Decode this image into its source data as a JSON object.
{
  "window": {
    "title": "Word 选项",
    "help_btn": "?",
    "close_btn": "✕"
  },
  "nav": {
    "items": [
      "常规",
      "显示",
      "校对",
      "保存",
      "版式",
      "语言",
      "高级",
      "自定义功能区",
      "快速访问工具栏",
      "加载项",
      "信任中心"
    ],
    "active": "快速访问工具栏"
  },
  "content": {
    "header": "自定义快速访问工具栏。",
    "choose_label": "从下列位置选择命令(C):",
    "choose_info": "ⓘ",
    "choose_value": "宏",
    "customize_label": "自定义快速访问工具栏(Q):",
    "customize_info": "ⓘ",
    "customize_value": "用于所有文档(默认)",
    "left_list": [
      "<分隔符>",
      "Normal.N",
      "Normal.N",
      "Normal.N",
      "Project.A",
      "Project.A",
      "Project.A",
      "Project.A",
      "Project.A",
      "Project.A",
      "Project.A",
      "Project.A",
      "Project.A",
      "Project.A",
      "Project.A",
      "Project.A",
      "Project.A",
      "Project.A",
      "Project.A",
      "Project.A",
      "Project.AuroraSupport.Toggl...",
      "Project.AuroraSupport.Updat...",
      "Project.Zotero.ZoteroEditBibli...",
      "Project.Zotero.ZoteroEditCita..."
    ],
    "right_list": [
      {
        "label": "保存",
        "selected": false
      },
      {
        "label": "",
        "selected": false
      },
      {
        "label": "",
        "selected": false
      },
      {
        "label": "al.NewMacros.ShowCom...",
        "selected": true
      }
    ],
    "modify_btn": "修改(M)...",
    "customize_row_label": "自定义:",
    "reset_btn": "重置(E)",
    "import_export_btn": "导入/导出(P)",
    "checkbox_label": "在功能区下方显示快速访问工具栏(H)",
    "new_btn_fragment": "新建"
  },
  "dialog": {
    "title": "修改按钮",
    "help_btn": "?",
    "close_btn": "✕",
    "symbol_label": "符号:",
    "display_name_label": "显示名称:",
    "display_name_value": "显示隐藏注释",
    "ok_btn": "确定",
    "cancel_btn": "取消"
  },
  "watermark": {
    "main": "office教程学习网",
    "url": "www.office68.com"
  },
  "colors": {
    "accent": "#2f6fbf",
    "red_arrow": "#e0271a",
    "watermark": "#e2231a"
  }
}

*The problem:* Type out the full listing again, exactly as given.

*Response:*
Decode this image into its source data as a JSON object.
{
  "window": {
    "title": "Word 选项",
    "help_btn": "?",
    "close_btn": "✕"
  },
  "nav": {
    "items": [
      "常规",
      "显示",
      "校对",
      "保存",
      "版式",
      "语言",
      "高级",
      "自定义功能区",
      "快速访问工具栏",
      "加载项",
      "信任中心"
    ],
    "active": "快速访问工具栏"
  },
  "content": {
    "header": "自定义快速访问工具栏。",
    "choose_label": "从下列位置选择命令(C):",
    "choose_info": "ⓘ",
    "choose_value": "宏",
    "customize_label": "自定义快速访问工具栏(Q):",
    "customize_info": "ⓘ",
    "customize_value": "用于所有文档(默认)",
    "left_list": [
      "<分隔符>",
      "Normal.N",
      "Normal.N",
      "Normal.N",
      "Project.A",
      "Project.A",
      "Project.A",
      "Project.A",
      "Project.A",
      "Project.A",
      "Project.A",
      "Project.A",
      "Project.A",
      "Project.A",
      "Project.A",
      "Project.A",
      "Project.A",
      "Project.A",
      "Project.A",
      "Project.A",
      "Project.AuroraSupport.Toggl...",
      "Project.AuroraSupport.Updat...",
      "Project.Zotero.ZoteroEditBibli...",
      "Project.Zotero.ZoteroEditCita..."
    ],
    "right_list": [
      {
        "label": "保存",
        "selected": false
      },
      {
        "label": "",
        "selected": false
      },
      {
        "label": "",
        "selected": false
      },
      {
        "label": "al.NewMacros.ShowCom...",
        "selected": true
      }
    ],
    "modify_btn": "修改(M)...",
    "customize_row_label": "自定义:",
    "reset_btn": "重置(E)",
    "import_export_btn": "导入/导出(P)",
    "checkbox_label": "在功能区下方显示快速访问工具栏(H)",
    "new_btn_fragment": "新建"
  },
  "dialog": {
    "title": "修改按钮",
    "help_btn": "?",
    "close_btn": "✕",
    "symbol_label": "符号:",
    "display_name_label": "显示名称:",
    "display_name_value": "显示隐藏注释",
    "ok_btn": "确定",
    "cancel_btn": "取消"
  },
  "watermark": {
    "main": "office教程学习网",
    "url": "www.office68.com"
  },
  "colors": {
    "accent": "#2f6fbf",
    "red_arrow": "#e0271a",
    "watermark": "#e2231a"
  }
}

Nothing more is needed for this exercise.